Count lines, not occurrences: report how many lines in the records hold the string "AliWorkbenchData", and nothing else.

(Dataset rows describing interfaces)
%%

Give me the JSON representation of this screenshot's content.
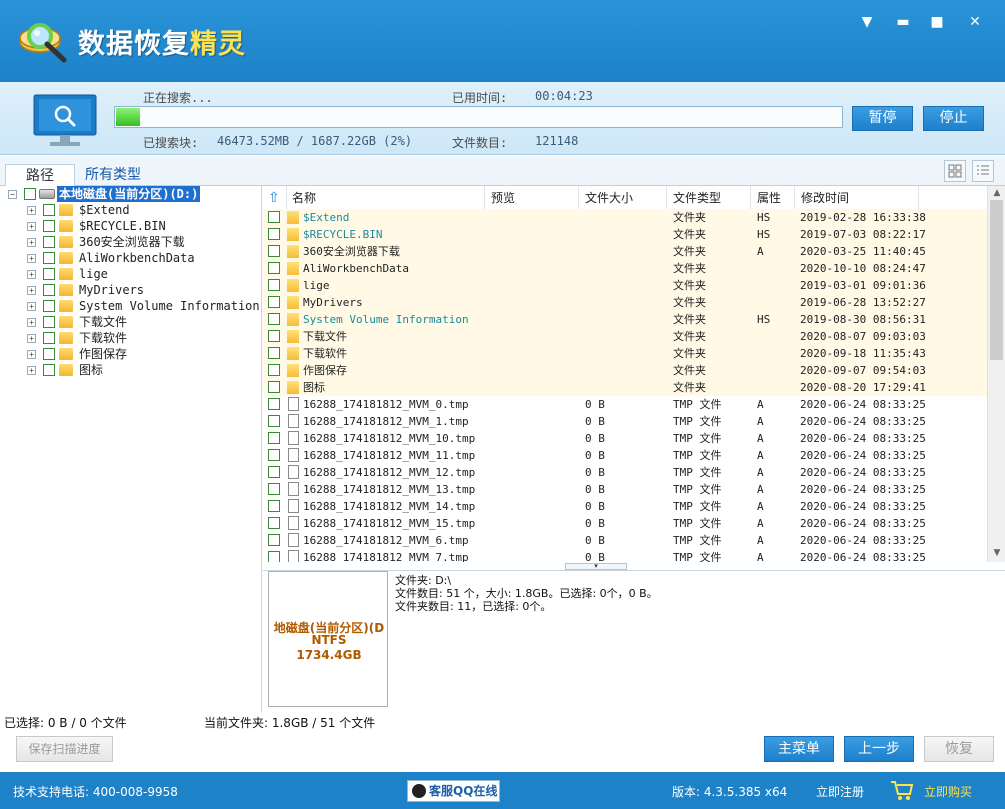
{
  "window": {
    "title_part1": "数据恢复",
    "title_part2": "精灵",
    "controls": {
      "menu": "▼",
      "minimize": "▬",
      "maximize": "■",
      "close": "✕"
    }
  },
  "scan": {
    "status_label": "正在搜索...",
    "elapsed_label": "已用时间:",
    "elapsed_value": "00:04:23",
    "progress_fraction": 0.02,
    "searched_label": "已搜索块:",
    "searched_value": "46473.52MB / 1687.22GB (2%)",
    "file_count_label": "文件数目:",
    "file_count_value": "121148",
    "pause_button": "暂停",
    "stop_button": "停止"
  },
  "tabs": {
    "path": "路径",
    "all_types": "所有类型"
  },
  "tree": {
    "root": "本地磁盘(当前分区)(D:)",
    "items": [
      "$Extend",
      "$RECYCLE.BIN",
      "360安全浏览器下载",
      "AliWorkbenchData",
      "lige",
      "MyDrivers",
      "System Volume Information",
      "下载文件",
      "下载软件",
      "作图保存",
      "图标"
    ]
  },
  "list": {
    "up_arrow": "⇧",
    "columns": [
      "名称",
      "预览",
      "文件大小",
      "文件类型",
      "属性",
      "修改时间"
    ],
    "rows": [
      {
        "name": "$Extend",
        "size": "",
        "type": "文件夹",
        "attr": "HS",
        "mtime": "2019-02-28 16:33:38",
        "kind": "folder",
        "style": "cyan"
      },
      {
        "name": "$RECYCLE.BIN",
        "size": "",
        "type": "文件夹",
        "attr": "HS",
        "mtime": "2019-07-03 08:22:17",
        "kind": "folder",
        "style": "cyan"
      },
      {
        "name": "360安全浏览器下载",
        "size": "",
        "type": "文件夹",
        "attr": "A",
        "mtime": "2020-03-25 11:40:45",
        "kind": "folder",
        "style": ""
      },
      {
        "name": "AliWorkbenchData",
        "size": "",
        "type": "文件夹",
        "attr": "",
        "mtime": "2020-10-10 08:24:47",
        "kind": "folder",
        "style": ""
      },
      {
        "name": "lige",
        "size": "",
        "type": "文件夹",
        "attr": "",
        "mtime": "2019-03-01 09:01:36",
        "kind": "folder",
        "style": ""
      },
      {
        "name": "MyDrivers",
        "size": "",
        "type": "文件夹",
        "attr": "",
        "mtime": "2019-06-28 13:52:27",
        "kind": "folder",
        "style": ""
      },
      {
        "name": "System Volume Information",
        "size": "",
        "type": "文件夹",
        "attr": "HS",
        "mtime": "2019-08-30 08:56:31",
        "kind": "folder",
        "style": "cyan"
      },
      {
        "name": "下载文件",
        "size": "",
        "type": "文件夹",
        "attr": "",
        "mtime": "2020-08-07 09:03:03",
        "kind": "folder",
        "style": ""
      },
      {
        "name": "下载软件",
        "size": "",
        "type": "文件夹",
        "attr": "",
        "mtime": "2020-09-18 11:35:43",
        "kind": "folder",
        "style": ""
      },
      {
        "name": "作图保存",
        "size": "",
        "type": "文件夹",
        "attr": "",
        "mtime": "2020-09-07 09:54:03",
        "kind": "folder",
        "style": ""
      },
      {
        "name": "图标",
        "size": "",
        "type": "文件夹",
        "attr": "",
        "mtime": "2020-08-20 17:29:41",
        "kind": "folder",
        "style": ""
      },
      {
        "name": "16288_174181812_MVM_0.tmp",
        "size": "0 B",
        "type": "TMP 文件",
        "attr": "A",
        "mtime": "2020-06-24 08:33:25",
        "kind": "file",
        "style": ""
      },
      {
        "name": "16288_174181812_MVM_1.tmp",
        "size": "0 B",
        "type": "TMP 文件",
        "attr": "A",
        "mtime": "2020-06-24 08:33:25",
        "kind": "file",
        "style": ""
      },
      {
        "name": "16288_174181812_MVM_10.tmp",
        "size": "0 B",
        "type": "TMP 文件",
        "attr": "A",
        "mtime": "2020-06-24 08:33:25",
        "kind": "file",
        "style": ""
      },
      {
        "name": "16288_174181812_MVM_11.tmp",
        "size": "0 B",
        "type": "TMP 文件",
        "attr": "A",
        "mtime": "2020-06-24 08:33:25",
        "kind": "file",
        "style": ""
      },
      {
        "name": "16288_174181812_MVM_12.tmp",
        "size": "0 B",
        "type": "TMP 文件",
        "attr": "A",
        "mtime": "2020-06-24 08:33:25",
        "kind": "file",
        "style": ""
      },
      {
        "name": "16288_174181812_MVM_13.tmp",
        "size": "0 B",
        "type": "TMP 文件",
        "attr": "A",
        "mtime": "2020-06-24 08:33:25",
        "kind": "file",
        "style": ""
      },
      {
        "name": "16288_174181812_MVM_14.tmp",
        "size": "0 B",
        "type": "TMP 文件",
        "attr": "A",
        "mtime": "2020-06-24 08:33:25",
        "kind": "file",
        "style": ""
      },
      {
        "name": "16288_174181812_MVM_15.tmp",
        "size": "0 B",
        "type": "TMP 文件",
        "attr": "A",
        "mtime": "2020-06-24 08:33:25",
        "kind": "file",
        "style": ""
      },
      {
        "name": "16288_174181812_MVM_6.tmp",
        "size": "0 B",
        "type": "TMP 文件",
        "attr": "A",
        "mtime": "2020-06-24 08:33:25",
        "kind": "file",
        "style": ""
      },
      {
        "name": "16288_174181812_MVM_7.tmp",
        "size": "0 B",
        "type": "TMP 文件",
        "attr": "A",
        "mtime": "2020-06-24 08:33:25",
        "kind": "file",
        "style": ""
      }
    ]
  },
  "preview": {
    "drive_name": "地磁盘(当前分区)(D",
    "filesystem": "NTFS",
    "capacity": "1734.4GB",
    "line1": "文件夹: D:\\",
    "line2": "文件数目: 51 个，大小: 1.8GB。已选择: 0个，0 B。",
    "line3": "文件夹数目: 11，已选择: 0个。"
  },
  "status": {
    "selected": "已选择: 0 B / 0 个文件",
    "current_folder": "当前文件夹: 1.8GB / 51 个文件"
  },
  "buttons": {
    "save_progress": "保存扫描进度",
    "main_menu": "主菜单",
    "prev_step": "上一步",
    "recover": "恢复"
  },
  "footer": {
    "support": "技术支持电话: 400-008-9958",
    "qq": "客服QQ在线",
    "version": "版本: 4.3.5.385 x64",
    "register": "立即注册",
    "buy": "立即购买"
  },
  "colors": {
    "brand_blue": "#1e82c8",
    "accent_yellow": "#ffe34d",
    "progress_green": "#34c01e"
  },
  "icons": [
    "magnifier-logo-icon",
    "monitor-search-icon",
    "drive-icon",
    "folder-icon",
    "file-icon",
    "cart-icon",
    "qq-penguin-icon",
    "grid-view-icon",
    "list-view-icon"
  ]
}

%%
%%

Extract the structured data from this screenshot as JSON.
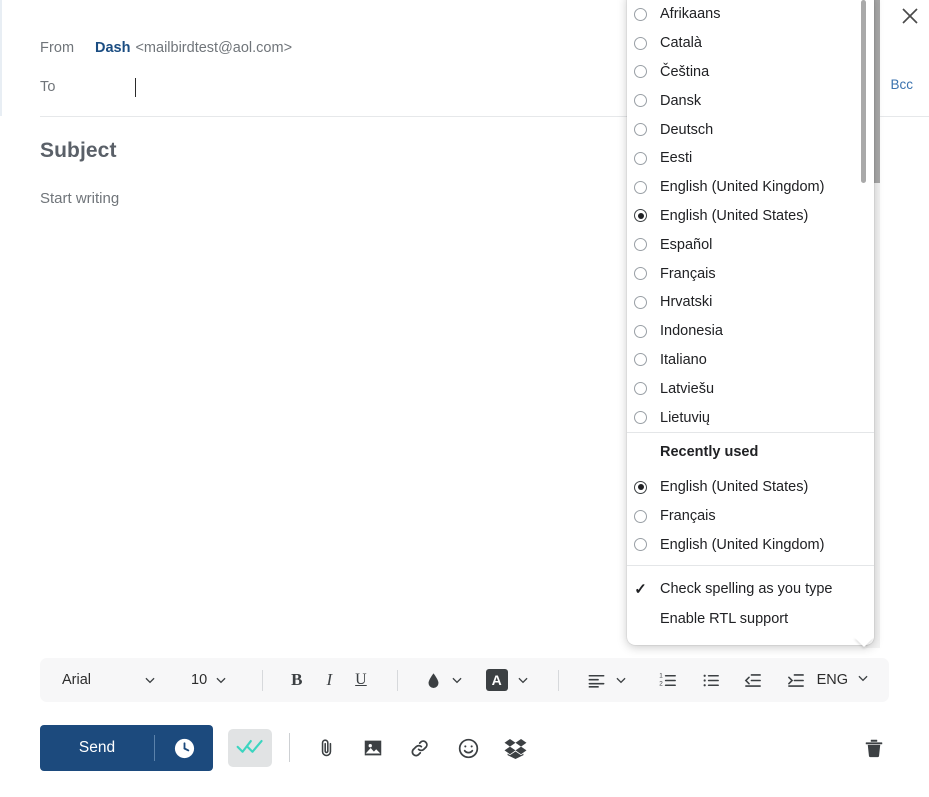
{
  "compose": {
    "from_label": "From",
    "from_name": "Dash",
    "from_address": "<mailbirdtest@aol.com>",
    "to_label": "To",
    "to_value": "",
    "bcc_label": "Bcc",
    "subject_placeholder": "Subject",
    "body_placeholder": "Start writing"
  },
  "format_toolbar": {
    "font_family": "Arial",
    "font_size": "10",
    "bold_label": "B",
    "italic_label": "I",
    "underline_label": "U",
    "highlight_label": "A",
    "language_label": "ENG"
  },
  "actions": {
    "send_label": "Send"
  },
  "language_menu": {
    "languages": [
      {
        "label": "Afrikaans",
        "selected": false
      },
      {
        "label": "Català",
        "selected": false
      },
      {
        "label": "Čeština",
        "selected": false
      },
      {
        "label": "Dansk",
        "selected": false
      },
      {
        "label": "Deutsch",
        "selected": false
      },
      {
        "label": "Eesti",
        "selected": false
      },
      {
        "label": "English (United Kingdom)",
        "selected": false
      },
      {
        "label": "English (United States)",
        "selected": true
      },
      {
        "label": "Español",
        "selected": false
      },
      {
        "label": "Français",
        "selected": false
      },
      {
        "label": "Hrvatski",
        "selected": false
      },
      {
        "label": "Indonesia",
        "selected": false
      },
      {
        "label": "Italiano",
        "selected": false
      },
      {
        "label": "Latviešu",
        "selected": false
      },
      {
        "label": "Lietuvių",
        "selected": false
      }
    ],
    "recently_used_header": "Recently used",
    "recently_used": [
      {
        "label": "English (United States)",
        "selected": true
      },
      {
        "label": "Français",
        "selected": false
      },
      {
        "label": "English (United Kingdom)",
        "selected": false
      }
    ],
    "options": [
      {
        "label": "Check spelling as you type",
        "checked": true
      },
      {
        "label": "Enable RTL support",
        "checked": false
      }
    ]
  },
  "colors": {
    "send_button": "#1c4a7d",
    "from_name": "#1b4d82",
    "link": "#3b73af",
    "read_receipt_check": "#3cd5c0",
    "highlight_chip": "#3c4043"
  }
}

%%

=== Answer below ===
2